• **How to complete this task**
Write the data below out again in full, exactly as shown.

(Supplied material Opens)

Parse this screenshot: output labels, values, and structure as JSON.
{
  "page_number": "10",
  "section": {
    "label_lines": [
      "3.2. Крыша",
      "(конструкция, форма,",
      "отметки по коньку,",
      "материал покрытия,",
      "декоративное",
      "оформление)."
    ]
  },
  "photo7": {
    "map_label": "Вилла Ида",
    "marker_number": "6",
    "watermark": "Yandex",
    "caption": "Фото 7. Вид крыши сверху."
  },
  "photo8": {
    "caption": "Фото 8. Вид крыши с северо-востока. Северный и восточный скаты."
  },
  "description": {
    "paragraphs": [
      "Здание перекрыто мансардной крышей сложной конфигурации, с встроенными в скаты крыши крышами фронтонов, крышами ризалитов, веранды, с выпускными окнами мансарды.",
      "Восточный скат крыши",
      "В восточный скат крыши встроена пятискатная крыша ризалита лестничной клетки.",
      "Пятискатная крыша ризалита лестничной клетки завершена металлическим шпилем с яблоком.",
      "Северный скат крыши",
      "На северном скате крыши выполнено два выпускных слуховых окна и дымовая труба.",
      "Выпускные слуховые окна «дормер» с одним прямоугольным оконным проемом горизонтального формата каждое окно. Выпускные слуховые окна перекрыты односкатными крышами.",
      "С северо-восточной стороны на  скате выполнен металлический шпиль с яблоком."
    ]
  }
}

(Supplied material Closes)

• **Answer to the problem**
Parse this screenshot: output labels, values, and structure as JSON.
{
  "page_number": "10",
  "section": {
    "label_lines": [
      "3.2. Крыша",
      "(конструкция, форма,",
      "отметки по коньку,",
      "материал покрытия,",
      "декоративное",
      "оформление)."
    ]
  },
  "photo7": {
    "map_label": "Вилла Ида",
    "marker_number": "6",
    "watermark": "Yandex",
    "caption": "Фото 7. Вид крыши сверху."
  },
  "photo8": {
    "caption": "Фото 8. Вид крыши с северо-востока. Северный и восточный скаты."
  },
  "description": {
    "paragraphs": [
      "Здание перекрыто мансардной крышей сложной конфигурации, с встроенными в скаты крыши крышами фронтонов, крышами ризалитов, веранды, с выпускными окнами мансарды.",
      "Восточный скат крыши",
      "В восточный скат крыши встроена пятискатная крыша ризалита лестничной клетки.",
      "Пятискатная крыша ризалита лестничной клетки завершена металлическим шпилем с яблоком.",
      "Северный скат крыши",
      "На северном скате крыши выполнено два выпускных слуховых окна и дымовая труба.",
      "Выпускные слуховые окна «дормер» с одним прямоугольным оконным проемом горизонтального формата каждое окно. Выпускные слуховые окна перекрыты односкатными крышами.",
      "С северо-восточной стороны на  скате выполнен металлический шпиль с яблоком."
    ]
  }
}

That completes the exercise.